* THE PROBLEM: Quote all of the data below exactly, please.

* EXERCISE MATERIALS:
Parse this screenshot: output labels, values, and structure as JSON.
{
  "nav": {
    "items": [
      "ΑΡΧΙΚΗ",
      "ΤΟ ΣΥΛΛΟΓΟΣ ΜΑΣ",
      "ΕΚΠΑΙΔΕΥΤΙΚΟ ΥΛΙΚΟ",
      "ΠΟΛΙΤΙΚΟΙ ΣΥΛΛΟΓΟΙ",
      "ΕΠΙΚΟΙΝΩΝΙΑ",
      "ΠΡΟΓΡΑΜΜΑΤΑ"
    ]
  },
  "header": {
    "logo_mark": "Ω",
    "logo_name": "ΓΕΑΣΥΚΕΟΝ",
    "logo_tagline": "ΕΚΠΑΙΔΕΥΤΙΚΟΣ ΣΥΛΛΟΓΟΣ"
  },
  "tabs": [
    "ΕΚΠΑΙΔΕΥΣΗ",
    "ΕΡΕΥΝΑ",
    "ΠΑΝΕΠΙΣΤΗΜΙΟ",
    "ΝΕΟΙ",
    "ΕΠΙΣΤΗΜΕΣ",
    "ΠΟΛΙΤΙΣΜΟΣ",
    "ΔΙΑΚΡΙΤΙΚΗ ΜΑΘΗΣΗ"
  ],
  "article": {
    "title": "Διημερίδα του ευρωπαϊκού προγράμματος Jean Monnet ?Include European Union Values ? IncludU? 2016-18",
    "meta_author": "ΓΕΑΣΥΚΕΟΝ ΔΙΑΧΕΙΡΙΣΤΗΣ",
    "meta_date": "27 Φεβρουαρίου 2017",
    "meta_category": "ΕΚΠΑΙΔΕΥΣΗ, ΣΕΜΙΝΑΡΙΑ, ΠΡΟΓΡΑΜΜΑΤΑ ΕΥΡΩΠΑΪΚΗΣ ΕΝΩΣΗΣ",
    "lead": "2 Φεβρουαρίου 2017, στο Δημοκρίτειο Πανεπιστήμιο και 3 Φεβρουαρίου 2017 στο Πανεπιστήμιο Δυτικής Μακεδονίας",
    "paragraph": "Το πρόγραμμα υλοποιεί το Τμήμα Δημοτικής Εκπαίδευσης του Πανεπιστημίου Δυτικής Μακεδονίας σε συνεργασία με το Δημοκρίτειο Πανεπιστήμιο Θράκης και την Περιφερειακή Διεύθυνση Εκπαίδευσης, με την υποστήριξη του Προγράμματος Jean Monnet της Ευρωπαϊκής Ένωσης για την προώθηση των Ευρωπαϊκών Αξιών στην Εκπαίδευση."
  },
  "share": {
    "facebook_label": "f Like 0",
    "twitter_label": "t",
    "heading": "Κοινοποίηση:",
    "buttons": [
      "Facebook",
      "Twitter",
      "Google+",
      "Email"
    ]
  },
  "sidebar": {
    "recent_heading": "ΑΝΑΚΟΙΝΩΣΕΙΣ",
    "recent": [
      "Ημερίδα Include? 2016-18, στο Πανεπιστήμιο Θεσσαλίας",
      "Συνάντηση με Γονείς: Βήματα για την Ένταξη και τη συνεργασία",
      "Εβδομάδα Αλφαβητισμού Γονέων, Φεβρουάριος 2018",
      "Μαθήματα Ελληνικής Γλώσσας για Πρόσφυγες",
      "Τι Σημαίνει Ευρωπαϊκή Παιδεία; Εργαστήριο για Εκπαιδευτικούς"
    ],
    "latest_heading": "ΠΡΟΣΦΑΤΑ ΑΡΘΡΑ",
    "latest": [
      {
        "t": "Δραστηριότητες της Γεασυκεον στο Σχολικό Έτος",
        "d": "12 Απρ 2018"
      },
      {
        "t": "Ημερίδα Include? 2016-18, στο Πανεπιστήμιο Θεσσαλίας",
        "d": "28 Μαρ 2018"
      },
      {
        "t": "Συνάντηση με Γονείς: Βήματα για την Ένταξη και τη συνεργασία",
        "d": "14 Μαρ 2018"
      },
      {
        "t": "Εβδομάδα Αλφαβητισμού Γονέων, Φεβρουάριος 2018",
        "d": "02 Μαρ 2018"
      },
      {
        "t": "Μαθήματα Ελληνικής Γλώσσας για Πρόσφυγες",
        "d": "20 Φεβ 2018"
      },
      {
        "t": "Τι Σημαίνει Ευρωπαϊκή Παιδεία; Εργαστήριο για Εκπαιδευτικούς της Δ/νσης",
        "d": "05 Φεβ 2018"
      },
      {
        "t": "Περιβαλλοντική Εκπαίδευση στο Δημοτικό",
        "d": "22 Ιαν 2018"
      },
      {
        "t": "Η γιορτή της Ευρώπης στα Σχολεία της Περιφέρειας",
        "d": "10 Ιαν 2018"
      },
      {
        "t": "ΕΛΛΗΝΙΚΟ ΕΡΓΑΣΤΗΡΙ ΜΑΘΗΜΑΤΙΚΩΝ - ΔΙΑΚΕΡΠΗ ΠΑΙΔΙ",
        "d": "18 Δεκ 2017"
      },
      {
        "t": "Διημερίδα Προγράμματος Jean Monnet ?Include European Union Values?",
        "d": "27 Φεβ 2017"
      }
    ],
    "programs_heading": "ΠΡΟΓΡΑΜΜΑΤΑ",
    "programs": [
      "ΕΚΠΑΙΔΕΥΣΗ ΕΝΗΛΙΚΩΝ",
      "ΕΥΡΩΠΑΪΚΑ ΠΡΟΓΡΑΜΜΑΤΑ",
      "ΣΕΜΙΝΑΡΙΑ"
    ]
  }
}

* ANSWER SPACE:
Parse this screenshot: output labels, values, and structure as JSON.
{
  "nav": {
    "items": [
      "ΑΡΧΙΚΗ",
      "ΤΟ ΣΥΛΛΟΓΟΣ ΜΑΣ",
      "ΕΚΠΑΙΔΕΥΤΙΚΟ ΥΛΙΚΟ",
      "ΠΟΛΙΤΙΚΟΙ ΣΥΛΛΟΓΟΙ",
      "ΕΠΙΚΟΙΝΩΝΙΑ",
      "ΠΡΟΓΡΑΜΜΑΤΑ"
    ]
  },
  "header": {
    "logo_mark": "Ω",
    "logo_name": "ΓΕΑΣΥΚΕΟΝ",
    "logo_tagline": "ΕΚΠΑΙΔΕΥΤΙΚΟΣ ΣΥΛΛΟΓΟΣ"
  },
  "tabs": [
    "ΕΚΠΑΙΔΕΥΣΗ",
    "ΕΡΕΥΝΑ",
    "ΠΑΝΕΠΙΣΤΗΜΙΟ",
    "ΝΕΟΙ",
    "ΕΠΙΣΤΗΜΕΣ",
    "ΠΟΛΙΤΙΣΜΟΣ",
    "ΔΙΑΚΡΙΤΙΚΗ ΜΑΘΗΣΗ"
  ],
  "article": {
    "title": "Διημερίδα του ευρωπαϊκού προγράμματος Jean Monnet ?Include European Union Values ? IncludU? 2016-18",
    "meta_author": "ΓΕΑΣΥΚΕΟΝ ΔΙΑΧΕΙΡΙΣΤΗΣ",
    "meta_date": "27 Φεβρουαρίου 2017",
    "meta_category": "ΕΚΠΑΙΔΕΥΣΗ, ΣΕΜΙΝΑΡΙΑ, ΠΡΟΓΡΑΜΜΑΤΑ ΕΥΡΩΠΑΪΚΗΣ ΕΝΩΣΗΣ",
    "lead": "2 Φεβρουαρίου 2017, στο Δημοκρίτειο Πανεπιστήμιο και 3 Φεβρουαρίου 2017 στο Πανεπιστήμιο Δυτικής Μακεδονίας",
    "paragraph": "Το πρόγραμμα υλοποιεί το Τμήμα Δημοτικής Εκπαίδευσης του Πανεπιστημίου Δυτικής Μακεδονίας σε συνεργασία με το Δημοκρίτειο Πανεπιστήμιο Θράκης και την Περιφερειακή Διεύθυνση Εκπαίδευσης, με την υποστήριξη του Προγράμματος Jean Monnet της Ευρωπαϊκής Ένωσης για την προώθηση των Ευρωπαϊκών Αξιών στην Εκπαίδευση."
  },
  "share": {
    "facebook_label": "f Like 0",
    "twitter_label": "t",
    "heading": "Κοινοποίηση:",
    "buttons": [
      "Facebook",
      "Twitter",
      "Google+",
      "Email"
    ]
  },
  "sidebar": {
    "recent_heading": "ΑΝΑΚΟΙΝΩΣΕΙΣ",
    "recent": [
      "Ημερίδα Include? 2016-18, στο Πανεπιστήμιο Θεσσαλίας",
      "Συνάντηση με Γονείς: Βήματα για την Ένταξη και τη συνεργασία",
      "Εβδομάδα Αλφαβητισμού Γονέων, Φεβρουάριος 2018",
      "Μαθήματα Ελληνικής Γλώσσας για Πρόσφυγες",
      "Τι Σημαίνει Ευρωπαϊκή Παιδεία; Εργαστήριο για Εκπαιδευτικούς"
    ],
    "latest_heading": "ΠΡΟΣΦΑΤΑ ΑΡΘΡΑ",
    "latest": [
      {
        "t": "Δραστηριότητες της Γεασυκεον στο Σχολικό Έτος",
        "d": "12 Απρ 2018"
      },
      {
        "t": "Ημερίδα Include? 2016-18, στο Πανεπιστήμιο Θεσσαλίας",
        "d": "28 Μαρ 2018"
      },
      {
        "t": "Συνάντηση με Γονείς: Βήματα για την Ένταξη και τη συνεργασία",
        "d": "14 Μαρ 2018"
      },
      {
        "t": "Εβδομάδα Αλφαβητισμού Γονέων, Φεβρουάριος 2018",
        "d": "02 Μαρ 2018"
      },
      {
        "t": "Μαθήματα Ελληνικής Γλώσσας για Πρόσφυγες",
        "d": "20 Φεβ 2018"
      },
      {
        "t": "Τι Σημαίνει Ευρωπαϊκή Παιδεία; Εργαστήριο για Εκπαιδευτικούς της Δ/νσης",
        "d": "05 Φεβ 2018"
      },
      {
        "t": "Περιβαλλοντική Εκπαίδευση στο Δημοτικό",
        "d": "22 Ιαν 2018"
      },
      {
        "t": "Η γιορτή της Ευρώπης στα Σχολεία της Περιφέρειας",
        "d": "10 Ιαν 2018"
      },
      {
        "t": "ΕΛΛΗΝΙΚΟ ΕΡΓΑΣΤΗΡΙ ΜΑΘΗΜΑΤΙΚΩΝ - ΔΙΑΚΕΡΠΗ ΠΑΙΔΙ",
        "d": "18 Δεκ 2017"
      },
      {
        "t": "Διημερίδα Προγράμματος Jean Monnet ?Include European Union Values?",
        "d": "27 Φεβ 2017"
      }
    ],
    "programs_heading": "ΠΡΟΓΡΑΜΜΑΤΑ",
    "programs": [
      "ΕΚΠΑΙΔΕΥΣΗ ΕΝΗΛΙΚΩΝ",
      "ΕΥΡΩΠΑΪΚΑ ΠΡΟΓΡΑΜΜΑΤΑ",
      "ΣΕΜΙΝΑΡΙΑ"
    ]
  }
}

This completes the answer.